Dataset rows for apps and sites
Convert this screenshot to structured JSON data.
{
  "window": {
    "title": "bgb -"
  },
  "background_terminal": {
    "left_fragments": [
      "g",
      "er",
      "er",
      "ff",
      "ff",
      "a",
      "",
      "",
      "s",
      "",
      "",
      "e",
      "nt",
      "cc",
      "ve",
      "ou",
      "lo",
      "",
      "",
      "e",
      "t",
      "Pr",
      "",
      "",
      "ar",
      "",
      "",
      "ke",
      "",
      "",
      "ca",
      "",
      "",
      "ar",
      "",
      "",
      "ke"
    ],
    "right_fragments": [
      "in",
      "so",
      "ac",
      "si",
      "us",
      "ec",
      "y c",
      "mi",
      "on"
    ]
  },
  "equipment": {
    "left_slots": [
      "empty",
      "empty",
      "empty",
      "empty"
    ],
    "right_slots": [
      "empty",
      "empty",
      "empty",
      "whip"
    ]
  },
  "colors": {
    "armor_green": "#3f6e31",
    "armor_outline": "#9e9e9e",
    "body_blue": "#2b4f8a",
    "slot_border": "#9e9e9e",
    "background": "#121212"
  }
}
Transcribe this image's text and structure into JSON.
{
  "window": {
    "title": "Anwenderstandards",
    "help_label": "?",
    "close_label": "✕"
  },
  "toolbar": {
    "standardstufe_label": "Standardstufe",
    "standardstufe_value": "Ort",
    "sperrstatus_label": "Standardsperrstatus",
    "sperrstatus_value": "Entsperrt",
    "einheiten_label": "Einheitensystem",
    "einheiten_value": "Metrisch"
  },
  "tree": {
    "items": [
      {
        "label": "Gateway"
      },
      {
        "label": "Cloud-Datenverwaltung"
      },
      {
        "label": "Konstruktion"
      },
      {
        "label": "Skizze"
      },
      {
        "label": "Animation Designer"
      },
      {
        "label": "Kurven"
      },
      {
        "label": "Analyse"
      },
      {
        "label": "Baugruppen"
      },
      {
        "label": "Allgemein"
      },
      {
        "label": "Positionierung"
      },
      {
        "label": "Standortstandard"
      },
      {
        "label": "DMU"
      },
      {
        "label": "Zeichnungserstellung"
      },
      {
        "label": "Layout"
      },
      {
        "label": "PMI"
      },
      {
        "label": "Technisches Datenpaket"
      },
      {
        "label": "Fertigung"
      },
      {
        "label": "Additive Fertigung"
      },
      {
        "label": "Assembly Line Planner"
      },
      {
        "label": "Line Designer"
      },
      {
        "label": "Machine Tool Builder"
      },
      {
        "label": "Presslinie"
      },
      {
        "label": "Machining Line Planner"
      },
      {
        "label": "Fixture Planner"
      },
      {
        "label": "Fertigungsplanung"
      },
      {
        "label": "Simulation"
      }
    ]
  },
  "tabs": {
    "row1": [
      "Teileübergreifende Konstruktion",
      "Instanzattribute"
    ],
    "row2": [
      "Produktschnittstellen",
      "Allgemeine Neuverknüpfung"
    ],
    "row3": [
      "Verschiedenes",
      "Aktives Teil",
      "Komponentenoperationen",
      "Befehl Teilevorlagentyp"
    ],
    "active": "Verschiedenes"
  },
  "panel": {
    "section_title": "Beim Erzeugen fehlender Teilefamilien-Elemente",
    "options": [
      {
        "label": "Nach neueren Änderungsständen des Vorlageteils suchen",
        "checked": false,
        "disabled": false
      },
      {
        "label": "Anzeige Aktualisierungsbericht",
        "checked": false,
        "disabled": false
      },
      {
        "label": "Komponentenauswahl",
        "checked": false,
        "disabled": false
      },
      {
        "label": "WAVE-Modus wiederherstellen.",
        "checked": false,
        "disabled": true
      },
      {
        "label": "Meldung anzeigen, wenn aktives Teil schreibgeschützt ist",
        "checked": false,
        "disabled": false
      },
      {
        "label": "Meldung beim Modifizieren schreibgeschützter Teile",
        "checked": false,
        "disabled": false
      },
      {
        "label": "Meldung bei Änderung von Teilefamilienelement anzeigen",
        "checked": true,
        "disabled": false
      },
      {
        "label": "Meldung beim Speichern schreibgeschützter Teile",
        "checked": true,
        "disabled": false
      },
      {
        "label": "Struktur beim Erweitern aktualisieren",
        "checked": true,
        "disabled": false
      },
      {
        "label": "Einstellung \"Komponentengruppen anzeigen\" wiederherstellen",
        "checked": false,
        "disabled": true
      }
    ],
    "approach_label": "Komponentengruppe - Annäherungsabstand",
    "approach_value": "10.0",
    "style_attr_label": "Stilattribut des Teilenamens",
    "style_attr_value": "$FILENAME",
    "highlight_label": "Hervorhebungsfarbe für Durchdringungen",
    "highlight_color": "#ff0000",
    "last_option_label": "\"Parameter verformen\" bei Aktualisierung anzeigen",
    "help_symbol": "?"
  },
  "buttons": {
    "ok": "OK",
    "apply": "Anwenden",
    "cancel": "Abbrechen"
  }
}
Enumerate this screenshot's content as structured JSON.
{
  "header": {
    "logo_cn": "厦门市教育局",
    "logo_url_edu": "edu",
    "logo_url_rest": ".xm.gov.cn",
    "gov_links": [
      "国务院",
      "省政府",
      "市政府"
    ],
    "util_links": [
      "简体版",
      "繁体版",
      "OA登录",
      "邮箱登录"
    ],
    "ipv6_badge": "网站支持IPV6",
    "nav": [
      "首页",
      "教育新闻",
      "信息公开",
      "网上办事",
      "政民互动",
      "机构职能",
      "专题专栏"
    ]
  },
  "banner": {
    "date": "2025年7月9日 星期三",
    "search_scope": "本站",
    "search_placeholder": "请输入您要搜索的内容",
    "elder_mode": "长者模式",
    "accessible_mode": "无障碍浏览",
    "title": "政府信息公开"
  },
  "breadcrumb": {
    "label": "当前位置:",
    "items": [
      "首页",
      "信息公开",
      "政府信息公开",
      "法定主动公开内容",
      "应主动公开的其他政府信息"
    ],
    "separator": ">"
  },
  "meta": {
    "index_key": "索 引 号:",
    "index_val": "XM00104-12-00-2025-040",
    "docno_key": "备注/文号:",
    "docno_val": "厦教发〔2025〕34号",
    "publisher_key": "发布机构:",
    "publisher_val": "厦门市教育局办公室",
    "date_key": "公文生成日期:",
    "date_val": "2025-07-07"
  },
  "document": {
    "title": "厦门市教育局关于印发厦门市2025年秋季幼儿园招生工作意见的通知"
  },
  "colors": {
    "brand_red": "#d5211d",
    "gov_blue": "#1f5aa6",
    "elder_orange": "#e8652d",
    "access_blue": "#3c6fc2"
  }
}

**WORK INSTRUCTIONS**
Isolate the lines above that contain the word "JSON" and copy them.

**ANSWER**
Convert this screenshot to structured JSON data.
Transcribe this image's text and structure into JSON.
Enumerate this screenshot's content as structured JSON.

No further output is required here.